## Problem details
Pick out all lines with the word "page" from the records that follow.

───── Given data

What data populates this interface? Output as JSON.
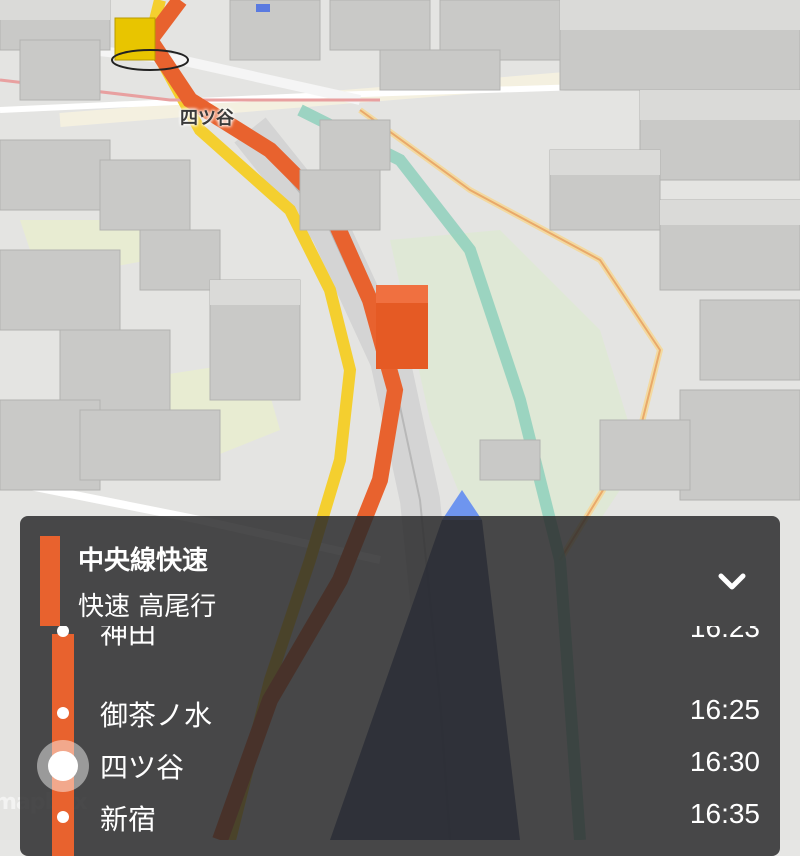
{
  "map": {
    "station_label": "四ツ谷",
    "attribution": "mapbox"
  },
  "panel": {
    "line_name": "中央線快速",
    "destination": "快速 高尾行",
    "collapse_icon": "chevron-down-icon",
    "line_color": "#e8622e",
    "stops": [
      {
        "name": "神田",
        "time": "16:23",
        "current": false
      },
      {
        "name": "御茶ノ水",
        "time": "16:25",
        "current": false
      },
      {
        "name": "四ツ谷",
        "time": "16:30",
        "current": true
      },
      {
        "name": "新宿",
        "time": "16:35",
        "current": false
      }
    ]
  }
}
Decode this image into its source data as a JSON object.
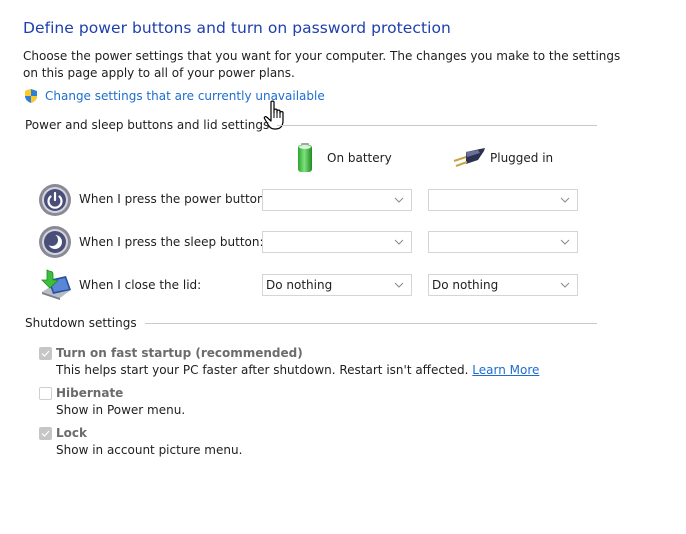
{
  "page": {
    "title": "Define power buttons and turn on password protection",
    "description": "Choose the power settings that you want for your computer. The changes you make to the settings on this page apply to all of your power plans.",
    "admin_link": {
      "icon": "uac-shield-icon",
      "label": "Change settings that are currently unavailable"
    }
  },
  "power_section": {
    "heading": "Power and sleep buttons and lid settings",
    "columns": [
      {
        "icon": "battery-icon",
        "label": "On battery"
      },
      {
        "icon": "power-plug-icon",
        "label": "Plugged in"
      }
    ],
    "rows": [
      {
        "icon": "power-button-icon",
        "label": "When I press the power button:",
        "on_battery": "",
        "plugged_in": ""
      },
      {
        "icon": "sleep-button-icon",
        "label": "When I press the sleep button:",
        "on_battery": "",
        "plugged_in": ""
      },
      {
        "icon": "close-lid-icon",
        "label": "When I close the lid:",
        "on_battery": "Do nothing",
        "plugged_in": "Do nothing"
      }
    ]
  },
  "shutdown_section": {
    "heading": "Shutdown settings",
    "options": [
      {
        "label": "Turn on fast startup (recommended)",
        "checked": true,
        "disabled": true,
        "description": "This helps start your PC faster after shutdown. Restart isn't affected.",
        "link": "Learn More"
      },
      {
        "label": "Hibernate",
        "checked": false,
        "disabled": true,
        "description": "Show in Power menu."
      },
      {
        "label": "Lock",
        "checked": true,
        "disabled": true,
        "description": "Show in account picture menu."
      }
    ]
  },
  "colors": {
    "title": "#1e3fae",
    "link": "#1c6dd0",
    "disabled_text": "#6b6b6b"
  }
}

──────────

## Answer to the problem
  "page": {
    "description": "Choose the power settings that you want for your computer. The changes you make to the settings on this page apply to all of your power plans.",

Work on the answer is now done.